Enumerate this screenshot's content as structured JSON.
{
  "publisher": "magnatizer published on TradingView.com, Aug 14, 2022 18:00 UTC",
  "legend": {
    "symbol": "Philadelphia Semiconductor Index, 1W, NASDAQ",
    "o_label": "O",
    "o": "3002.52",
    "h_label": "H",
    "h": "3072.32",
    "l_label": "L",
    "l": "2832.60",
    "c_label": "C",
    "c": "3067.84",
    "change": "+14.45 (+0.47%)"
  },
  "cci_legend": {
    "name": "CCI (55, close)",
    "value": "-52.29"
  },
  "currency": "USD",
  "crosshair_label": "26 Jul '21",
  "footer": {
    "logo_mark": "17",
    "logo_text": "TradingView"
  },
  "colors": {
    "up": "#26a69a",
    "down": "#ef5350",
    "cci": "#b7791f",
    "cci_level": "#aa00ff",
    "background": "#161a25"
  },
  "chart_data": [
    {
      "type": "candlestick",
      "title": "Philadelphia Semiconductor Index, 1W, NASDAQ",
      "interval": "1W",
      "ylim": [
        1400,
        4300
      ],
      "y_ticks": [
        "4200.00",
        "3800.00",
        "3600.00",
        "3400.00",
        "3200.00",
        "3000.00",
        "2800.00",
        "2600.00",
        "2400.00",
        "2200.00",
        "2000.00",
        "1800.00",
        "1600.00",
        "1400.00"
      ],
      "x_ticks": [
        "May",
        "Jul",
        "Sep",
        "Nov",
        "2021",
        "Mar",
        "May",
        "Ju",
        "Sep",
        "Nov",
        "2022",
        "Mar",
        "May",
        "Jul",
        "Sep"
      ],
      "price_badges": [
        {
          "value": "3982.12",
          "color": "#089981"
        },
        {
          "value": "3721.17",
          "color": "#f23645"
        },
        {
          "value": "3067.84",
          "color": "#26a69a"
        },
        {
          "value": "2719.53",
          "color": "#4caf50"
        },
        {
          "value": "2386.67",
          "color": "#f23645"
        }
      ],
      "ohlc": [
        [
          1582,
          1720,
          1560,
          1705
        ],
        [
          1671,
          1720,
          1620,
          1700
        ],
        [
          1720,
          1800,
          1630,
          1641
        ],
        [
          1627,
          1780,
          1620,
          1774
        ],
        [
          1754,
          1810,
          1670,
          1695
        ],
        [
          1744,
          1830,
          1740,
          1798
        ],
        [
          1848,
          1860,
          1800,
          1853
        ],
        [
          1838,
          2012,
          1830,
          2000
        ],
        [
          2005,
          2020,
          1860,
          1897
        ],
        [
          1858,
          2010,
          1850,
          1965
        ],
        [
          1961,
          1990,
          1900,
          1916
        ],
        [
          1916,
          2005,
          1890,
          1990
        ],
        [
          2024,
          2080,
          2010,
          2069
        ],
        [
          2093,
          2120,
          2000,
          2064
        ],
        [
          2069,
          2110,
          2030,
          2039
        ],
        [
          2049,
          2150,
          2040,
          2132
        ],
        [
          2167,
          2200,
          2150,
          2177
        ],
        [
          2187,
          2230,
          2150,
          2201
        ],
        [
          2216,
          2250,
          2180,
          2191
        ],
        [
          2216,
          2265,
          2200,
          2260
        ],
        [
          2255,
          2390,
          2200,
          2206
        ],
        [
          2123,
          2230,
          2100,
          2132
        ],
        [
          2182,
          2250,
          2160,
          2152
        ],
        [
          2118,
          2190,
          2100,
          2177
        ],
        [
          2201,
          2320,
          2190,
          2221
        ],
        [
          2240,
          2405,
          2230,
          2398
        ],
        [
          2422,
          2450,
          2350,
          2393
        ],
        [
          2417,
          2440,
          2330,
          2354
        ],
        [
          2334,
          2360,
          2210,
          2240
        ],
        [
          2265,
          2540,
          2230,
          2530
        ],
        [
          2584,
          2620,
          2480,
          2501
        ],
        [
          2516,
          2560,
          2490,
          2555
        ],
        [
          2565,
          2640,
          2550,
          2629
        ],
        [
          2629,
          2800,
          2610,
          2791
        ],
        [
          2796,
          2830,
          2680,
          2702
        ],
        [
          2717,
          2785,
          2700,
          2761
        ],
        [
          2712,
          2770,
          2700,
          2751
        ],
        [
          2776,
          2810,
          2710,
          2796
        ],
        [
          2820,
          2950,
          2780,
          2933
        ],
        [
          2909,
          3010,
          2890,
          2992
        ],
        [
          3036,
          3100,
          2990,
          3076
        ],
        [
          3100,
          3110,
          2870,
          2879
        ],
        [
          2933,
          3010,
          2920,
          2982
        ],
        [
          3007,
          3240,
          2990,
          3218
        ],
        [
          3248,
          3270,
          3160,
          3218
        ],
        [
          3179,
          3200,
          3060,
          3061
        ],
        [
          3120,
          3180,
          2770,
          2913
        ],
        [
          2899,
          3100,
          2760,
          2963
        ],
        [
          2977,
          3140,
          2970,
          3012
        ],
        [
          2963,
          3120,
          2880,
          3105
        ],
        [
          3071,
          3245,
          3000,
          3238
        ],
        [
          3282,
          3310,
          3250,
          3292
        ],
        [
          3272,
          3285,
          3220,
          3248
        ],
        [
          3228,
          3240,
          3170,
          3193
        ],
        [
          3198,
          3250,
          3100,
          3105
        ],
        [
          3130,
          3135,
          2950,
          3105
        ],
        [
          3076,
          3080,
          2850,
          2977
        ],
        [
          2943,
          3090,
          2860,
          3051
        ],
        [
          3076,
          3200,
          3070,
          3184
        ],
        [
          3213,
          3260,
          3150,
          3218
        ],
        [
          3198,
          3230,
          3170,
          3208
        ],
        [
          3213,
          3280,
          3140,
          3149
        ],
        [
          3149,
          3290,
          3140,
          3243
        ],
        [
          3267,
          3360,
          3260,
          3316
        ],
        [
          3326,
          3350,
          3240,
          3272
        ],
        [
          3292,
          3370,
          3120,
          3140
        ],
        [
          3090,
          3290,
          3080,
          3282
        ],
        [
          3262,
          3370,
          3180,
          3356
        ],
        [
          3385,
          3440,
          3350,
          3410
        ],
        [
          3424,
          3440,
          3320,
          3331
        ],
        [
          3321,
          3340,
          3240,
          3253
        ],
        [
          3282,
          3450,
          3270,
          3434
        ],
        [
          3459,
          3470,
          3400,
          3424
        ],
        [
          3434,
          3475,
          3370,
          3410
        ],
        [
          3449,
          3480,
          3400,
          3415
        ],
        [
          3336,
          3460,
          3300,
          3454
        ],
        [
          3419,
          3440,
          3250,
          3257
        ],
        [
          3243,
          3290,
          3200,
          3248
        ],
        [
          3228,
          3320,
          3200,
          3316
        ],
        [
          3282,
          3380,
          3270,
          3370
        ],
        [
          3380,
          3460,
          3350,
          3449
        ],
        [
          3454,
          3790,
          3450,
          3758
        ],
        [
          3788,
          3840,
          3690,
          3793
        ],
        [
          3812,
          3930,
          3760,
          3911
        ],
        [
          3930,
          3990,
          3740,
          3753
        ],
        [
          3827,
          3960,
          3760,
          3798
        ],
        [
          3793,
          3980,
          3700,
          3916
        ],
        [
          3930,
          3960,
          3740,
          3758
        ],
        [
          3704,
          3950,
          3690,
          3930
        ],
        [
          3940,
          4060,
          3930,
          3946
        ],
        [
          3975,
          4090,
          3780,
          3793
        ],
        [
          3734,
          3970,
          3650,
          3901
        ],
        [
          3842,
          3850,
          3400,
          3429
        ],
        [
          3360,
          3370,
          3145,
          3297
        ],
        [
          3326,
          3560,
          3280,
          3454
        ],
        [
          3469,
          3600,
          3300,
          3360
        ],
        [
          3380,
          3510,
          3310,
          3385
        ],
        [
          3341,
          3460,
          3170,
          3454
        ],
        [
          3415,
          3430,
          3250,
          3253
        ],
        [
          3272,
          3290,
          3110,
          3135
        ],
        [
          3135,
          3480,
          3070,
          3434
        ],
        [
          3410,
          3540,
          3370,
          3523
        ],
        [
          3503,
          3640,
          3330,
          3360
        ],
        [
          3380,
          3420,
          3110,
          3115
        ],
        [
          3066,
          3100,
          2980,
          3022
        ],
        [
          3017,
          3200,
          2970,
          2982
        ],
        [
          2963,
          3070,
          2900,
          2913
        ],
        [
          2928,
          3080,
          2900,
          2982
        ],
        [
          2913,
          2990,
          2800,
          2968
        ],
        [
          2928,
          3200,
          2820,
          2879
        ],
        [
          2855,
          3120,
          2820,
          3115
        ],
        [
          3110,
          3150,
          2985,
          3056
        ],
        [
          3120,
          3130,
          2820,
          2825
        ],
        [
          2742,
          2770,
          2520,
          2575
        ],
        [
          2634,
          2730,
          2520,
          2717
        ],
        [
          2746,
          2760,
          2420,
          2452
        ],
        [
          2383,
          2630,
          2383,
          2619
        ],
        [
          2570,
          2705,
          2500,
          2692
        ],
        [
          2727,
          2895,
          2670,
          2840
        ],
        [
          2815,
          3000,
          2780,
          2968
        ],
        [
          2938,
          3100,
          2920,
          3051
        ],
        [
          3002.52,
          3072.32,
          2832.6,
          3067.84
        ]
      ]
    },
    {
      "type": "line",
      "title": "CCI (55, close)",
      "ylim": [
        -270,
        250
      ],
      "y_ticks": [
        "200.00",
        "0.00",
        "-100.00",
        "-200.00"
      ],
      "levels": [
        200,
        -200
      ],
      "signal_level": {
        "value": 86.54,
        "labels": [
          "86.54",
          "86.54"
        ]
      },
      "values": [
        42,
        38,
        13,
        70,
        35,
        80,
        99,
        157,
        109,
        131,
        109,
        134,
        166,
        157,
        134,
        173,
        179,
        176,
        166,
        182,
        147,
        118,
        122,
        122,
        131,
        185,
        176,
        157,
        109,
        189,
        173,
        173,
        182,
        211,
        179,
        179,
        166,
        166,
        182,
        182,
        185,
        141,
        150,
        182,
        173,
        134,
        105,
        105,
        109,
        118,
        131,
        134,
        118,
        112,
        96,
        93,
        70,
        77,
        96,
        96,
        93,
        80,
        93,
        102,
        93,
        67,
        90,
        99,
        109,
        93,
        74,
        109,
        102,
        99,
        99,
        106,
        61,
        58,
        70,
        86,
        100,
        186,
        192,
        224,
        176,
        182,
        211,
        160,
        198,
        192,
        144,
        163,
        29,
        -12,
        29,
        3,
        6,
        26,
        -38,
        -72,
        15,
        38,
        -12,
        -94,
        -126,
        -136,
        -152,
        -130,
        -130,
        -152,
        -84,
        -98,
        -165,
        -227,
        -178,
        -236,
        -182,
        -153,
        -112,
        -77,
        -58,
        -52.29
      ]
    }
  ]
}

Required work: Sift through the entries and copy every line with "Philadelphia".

Written response:
    "symbol": "Philadelphia Semiconductor Index, 1W, NASDAQ",
      "title": "Philadelphia Semiconductor Index, 1W, NASDAQ",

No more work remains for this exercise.